Qualified Documentary Review

SXSW 2019: Qualified Review

Inspiring documentary is a testament to the sheer will and courage of driver Janet Guthrie

Only one Indianapolis 500 exists. Just one. The granddaddy of open-wheel racing – long the bastion of testosterone and male sweat. Up until 1977, no woman had ever qualified for the storied race. No woman that is, until Janet Guthrie. Produced by ESPN films and debuting at SXSW 2019, director Jenna Ricker‘s inspiring documentary Qualified is a testament to the sheer will and courage of Guthrie.

The film opens with super 8mm footage of her driving, and we find that in many respects Guthrie was lucky. Most young women are shooed away from their ambitions by social pressure and family, but she came from an academically-driven household. However, while she attended school to study engineering, she was also jumping out of planes. Literally. She’s lived on the edge since she can remember.

Nevertheless, it’s not until her purchase of a Jaguar XK120 coupe that she begins to race. And you know what? She’s pretty damn good at it. So good that she comes to the attention of Rolla Vollstedt – famed race-car builder and innovator. He tells her that he’ll invest to get her into the Indianapolis 500, and what follows in Ricker’s film is the sad, yet familiar story of gender discrimination.

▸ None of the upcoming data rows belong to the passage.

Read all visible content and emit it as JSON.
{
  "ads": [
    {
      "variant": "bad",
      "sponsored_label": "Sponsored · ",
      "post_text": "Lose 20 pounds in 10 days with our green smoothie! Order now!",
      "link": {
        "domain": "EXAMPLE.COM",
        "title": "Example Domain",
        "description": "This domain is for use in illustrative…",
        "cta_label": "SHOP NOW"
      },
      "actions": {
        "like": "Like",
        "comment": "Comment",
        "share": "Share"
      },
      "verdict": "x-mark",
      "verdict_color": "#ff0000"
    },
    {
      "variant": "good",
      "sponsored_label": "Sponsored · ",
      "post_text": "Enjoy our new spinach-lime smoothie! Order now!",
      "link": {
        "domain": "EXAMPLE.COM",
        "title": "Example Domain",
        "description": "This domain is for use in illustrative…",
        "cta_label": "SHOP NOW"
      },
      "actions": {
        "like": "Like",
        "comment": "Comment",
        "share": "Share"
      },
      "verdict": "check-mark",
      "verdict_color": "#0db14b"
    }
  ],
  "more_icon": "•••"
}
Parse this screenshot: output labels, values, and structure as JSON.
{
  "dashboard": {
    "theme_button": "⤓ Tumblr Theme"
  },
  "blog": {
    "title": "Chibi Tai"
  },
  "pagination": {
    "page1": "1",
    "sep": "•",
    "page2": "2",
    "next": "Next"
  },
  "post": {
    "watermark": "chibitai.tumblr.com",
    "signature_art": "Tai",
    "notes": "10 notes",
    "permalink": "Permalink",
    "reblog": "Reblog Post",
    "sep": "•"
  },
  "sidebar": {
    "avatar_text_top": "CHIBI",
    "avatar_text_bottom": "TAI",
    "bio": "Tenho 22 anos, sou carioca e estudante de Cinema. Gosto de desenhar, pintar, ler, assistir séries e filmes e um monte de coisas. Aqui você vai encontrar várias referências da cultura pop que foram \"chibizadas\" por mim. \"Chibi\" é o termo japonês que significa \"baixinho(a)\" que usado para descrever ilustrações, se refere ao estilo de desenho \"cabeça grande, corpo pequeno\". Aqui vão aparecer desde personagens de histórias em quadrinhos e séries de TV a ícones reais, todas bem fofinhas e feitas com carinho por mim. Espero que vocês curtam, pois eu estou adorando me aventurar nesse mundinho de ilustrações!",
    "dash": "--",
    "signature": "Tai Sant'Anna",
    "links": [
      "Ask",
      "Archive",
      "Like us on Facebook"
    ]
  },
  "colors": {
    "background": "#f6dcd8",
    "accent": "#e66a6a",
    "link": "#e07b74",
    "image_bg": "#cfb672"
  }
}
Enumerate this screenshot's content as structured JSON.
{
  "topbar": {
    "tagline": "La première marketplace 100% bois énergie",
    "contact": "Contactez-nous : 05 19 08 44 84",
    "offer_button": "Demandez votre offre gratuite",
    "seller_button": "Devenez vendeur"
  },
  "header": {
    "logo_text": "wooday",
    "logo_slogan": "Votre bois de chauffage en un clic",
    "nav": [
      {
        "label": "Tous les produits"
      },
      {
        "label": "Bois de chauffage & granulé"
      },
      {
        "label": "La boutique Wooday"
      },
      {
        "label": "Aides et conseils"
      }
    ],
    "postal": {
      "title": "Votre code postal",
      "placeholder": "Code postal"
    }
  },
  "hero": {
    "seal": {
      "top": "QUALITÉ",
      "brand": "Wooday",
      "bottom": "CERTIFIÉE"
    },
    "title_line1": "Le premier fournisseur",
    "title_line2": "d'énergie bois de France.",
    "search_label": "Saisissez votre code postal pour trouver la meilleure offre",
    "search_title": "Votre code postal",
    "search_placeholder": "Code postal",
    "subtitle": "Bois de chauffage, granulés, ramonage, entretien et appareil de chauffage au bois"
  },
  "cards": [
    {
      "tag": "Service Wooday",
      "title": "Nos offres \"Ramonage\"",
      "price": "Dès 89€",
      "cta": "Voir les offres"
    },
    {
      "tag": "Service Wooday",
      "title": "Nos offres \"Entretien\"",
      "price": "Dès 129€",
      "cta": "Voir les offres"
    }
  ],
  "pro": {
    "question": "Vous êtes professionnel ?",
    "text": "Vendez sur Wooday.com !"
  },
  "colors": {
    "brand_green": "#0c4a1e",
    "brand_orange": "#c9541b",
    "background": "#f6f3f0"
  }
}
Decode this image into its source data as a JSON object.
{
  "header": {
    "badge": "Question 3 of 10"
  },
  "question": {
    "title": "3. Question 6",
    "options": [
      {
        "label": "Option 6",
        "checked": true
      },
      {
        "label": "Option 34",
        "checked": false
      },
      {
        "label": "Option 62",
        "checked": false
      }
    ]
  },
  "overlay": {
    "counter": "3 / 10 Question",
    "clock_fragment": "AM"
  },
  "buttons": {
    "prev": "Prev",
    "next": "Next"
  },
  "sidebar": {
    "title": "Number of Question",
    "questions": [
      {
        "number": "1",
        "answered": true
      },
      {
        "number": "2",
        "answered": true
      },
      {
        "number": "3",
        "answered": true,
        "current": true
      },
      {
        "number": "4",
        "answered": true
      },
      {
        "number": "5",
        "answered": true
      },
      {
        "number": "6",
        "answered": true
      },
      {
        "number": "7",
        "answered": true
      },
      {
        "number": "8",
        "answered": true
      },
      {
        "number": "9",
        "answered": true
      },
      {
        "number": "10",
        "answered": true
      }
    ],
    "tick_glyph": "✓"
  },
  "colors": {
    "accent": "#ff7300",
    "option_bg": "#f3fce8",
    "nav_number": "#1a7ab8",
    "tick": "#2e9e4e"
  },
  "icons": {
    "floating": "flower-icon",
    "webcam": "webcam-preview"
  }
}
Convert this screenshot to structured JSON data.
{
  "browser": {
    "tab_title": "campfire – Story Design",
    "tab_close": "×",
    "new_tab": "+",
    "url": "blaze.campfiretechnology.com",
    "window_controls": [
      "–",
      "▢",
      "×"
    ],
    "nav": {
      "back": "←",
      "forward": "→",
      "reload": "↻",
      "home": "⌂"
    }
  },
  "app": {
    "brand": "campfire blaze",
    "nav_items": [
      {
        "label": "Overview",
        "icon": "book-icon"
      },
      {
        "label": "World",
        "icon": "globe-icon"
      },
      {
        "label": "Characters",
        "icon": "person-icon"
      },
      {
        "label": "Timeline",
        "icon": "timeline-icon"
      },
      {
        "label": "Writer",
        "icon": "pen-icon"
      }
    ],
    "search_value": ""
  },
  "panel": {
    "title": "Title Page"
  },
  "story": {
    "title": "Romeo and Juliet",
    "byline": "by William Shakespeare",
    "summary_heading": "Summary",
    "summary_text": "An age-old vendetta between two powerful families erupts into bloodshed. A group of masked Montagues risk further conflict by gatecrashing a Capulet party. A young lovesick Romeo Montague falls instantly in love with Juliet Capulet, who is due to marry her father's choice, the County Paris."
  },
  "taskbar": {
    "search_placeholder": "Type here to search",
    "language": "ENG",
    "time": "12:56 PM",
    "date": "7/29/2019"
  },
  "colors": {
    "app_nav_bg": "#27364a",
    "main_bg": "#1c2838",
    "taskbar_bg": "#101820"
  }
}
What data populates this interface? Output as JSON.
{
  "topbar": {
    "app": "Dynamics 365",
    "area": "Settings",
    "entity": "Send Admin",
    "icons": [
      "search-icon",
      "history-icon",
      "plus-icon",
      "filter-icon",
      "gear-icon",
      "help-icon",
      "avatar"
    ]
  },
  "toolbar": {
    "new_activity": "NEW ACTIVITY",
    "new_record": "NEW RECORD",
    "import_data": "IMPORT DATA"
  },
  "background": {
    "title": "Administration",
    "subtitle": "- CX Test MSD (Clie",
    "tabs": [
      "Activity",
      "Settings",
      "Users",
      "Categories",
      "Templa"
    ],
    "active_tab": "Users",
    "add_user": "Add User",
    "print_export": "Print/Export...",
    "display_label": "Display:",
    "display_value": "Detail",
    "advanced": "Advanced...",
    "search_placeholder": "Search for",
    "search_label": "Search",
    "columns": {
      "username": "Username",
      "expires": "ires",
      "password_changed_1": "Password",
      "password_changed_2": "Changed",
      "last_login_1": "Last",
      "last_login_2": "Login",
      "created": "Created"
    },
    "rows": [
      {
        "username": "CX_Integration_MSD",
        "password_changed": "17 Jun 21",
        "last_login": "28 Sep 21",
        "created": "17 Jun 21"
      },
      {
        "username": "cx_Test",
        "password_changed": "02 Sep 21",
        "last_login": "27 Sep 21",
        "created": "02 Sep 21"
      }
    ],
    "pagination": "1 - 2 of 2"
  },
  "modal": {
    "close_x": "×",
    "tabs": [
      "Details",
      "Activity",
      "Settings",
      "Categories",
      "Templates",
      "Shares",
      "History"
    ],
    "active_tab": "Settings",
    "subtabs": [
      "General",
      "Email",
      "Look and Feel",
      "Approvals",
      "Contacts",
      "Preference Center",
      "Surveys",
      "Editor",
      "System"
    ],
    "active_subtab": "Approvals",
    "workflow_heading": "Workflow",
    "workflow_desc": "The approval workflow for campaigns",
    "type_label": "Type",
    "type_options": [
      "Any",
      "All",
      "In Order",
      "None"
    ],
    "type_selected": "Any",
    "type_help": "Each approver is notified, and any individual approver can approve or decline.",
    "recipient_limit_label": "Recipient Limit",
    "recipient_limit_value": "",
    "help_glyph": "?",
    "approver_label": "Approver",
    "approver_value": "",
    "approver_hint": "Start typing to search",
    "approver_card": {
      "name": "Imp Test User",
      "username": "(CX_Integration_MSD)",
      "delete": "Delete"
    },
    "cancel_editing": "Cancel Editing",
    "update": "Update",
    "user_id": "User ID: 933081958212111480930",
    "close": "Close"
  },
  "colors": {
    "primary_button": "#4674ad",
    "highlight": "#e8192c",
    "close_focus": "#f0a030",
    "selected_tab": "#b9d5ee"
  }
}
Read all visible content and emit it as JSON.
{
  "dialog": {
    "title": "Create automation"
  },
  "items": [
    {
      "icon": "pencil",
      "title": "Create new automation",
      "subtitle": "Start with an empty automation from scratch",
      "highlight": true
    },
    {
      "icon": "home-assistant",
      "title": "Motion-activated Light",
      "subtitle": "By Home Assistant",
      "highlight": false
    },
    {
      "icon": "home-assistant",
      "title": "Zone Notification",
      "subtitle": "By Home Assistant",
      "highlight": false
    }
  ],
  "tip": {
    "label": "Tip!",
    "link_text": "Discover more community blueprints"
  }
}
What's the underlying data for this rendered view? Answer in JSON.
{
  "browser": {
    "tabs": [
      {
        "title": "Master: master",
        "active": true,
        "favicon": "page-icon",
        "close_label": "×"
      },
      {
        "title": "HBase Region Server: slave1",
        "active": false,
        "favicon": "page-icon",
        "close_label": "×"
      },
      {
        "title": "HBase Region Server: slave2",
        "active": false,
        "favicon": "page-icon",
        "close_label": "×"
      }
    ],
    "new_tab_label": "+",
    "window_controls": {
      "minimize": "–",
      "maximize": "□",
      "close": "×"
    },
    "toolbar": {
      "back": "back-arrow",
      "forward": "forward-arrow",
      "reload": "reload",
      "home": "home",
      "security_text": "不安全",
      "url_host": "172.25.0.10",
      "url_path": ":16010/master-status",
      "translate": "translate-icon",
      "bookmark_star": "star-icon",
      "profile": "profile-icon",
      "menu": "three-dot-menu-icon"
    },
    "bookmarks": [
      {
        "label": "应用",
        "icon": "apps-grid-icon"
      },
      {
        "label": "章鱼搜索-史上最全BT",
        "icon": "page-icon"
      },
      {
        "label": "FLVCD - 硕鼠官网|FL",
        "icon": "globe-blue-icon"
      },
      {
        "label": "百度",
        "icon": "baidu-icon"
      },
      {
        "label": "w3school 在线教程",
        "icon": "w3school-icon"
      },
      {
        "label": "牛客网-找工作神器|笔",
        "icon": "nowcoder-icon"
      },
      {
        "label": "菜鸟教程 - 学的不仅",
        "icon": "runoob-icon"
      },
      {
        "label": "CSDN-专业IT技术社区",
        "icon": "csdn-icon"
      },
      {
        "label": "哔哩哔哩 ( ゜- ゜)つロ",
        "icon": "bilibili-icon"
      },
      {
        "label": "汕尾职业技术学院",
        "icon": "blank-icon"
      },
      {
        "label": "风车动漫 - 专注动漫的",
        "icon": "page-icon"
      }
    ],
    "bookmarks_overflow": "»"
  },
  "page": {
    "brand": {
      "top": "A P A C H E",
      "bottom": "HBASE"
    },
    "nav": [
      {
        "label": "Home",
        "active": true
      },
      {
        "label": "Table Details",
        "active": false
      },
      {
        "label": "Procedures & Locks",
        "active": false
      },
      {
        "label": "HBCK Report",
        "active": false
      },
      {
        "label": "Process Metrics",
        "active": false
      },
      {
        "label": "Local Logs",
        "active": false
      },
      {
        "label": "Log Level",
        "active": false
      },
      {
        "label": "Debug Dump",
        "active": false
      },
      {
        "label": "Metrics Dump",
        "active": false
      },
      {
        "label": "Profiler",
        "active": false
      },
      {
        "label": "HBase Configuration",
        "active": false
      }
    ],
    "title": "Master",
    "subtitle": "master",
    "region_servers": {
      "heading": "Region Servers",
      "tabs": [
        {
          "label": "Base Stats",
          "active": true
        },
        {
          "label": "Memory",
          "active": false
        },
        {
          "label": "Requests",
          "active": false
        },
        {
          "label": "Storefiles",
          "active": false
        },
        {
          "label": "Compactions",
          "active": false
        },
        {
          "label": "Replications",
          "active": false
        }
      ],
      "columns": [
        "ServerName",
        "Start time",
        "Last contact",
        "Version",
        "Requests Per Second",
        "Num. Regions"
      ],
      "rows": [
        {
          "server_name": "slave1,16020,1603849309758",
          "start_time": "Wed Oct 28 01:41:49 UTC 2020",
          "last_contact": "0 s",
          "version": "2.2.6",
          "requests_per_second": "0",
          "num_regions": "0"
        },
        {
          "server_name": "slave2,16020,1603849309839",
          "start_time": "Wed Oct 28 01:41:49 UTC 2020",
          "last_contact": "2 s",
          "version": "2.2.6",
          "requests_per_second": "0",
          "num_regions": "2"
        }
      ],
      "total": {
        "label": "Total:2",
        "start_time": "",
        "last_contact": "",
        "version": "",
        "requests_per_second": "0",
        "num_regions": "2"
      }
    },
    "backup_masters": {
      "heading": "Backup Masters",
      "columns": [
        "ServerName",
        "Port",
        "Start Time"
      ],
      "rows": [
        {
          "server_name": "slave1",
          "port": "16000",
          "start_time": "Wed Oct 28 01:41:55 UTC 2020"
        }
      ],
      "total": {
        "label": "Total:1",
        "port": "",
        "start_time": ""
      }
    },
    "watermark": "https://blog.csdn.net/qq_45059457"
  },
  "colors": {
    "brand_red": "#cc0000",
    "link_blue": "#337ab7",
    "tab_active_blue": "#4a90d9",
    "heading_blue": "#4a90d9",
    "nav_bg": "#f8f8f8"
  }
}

There are plenty of men who – at the time – dismissed Guthrie with sexist baiting and pure ignorance. Men like Richard Petty and Cale Yarborough. The headlines written during the 1970’s, questioning her stamina or the fear of her getting herself hurt, come like high-speed crashes into wall, disabling the viewer with shaken disbelief. Posterity is a cruel bug, indeed.


Still, Guthrie – then and now – is utterly inspiring. She possesses astounding will and resolve. Where many would have departed, she continues on. She proves herself in NASCAR and other Indy-Car races in lesser cars and poorer equipment, managing to finish in the top 10 several times.

Her journey is immaculately traced by Ricker, who worked on OJ: Made in America and is currently filming the ESPN Chicago Bulls documentary. We ride in the passenger seat with Guthrie through her deepest trials and tribulations, believing the payoff won’t come for her or us. Not because we hope against it, but to hope would hurt too much when it’s not given.

However, when she does qualify as the first female driver in the Indianapolis 500, the elation is nearly too much to bear – as well as the hurt when her career is taken away. Indeed, the ending will leave you wanting more just as Guthrie did from her racing career. Nevertheless, you’ll also come to appreciate and applaud a woman and athlete’s performance who became an icon and made the world better one left turn at a time.